**Task details**
All the lines below need retyping exactly, apart from the images.

━━━━━ Records shown

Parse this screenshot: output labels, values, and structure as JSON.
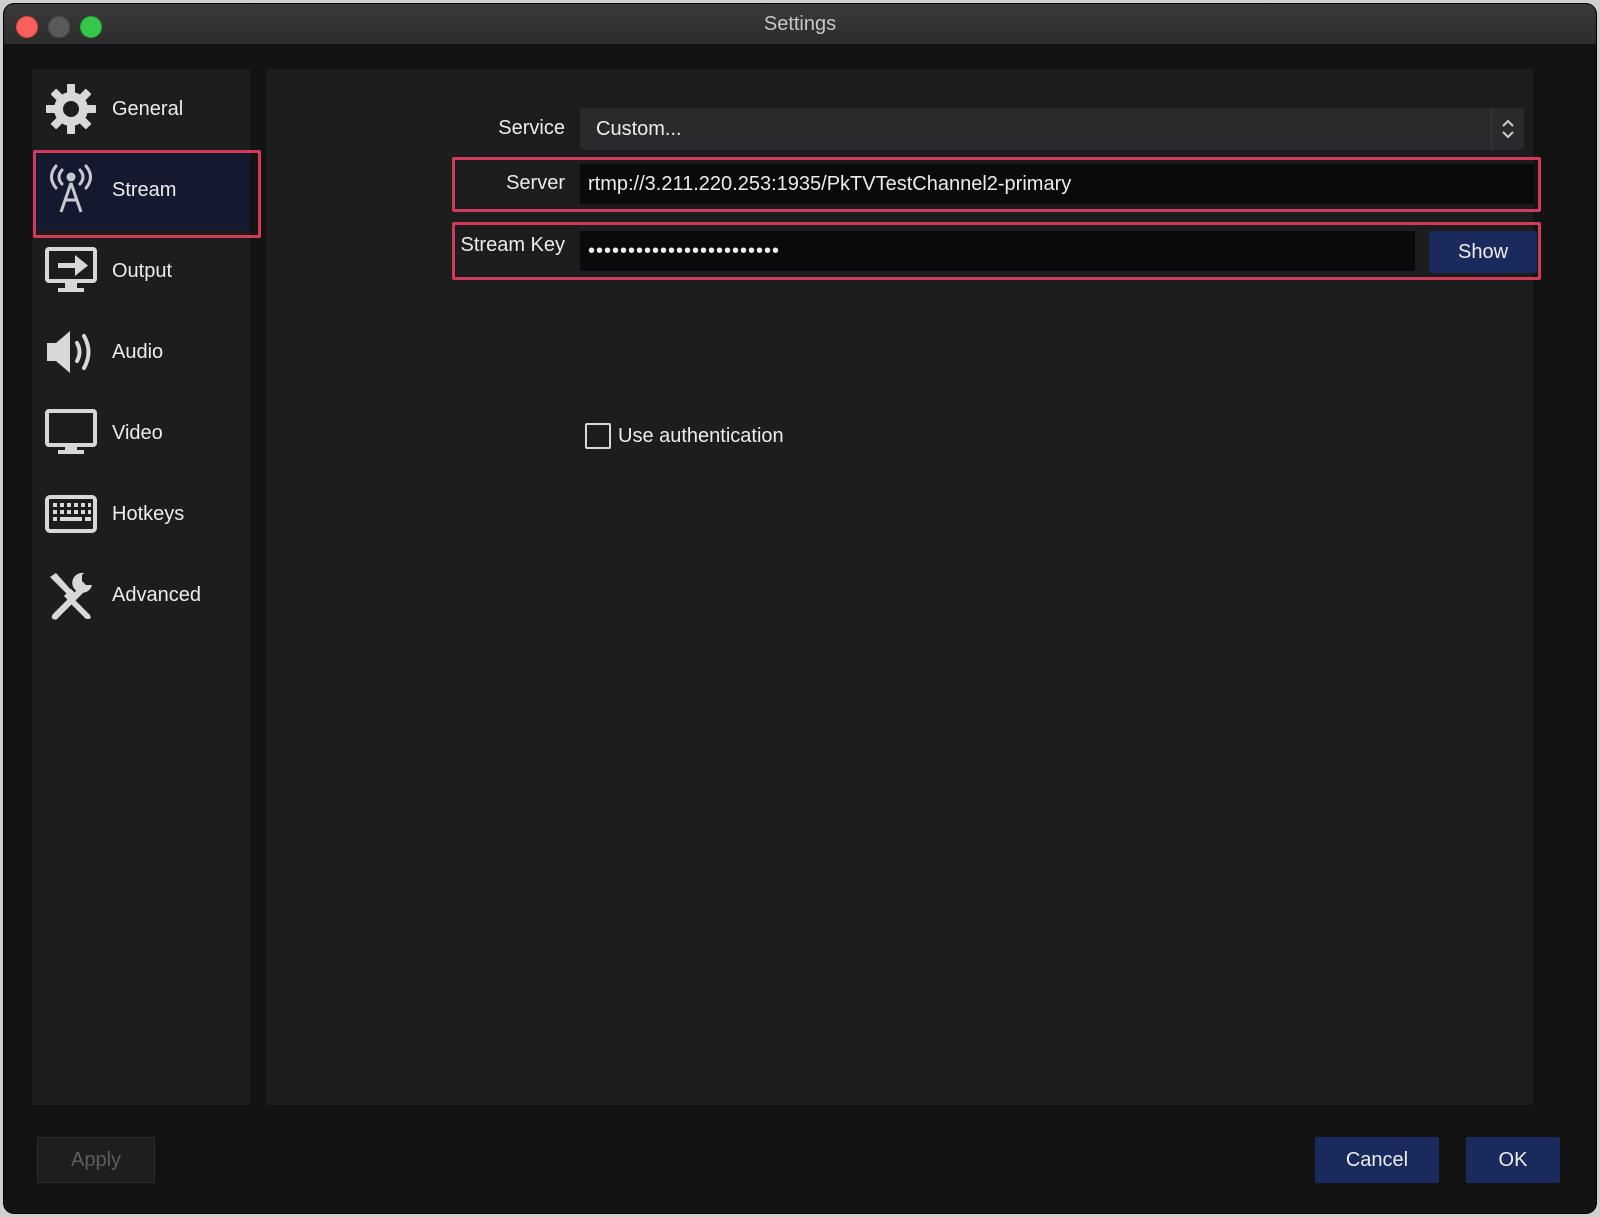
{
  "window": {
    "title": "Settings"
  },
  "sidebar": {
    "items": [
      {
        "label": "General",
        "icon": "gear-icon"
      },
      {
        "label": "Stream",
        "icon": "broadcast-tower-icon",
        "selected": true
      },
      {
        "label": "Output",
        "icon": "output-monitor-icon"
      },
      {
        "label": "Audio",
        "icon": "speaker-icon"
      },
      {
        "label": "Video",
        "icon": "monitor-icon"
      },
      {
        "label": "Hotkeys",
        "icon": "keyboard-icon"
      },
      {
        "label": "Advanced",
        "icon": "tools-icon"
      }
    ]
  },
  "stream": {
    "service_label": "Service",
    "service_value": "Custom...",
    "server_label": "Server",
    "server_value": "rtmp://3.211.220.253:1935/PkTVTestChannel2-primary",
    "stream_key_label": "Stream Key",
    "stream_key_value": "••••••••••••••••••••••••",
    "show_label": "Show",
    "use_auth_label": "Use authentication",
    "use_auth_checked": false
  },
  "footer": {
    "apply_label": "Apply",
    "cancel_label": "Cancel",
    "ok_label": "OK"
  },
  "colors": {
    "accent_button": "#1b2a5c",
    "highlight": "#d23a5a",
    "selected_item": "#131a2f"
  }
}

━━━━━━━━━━

**Solution for this exercise**
Parse this screenshot: output labels, values, and structure as JSON.
{
  "window": {
    "title": "Settings"
  },
  "sidebar": {
    "items": [
      {
        "label": "General",
        "icon": "gear-icon"
      },
      {
        "label": "Stream",
        "icon": "broadcast-tower-icon",
        "selected": true
      },
      {
        "label": "Output",
        "icon": "output-monitor-icon"
      },
      {
        "label": "Audio",
        "icon": "speaker-icon"
      },
      {
        "label": "Video",
        "icon": "monitor-icon"
      },
      {
        "label": "Hotkeys",
        "icon": "keyboard-icon"
      },
      {
        "label": "Advanced",
        "icon": "tools-icon"
      }
    ]
  },
  "stream": {
    "service_label": "Service",
    "service_value": "Custom...",
    "server_label": "Server",
    "server_value": "rtmp://3.211.220.253:1935/PkTVTestChannel2-primary",
    "stream_key_label": "Stream Key",
    "stream_key_value": "••••••••••••••••••••••••",
    "show_label": "Show",
    "use_auth_label": "Use authentication",
    "use_auth_checked": false
  },
  "footer": {
    "apply_label": "Apply",
    "cancel_label": "Cancel",
    "ok_label": "OK"
  },
  "colors": {
    "accent_button": "#1b2a5c",
    "highlight": "#d23a5a",
    "selected_item": "#131a2f"
  }
}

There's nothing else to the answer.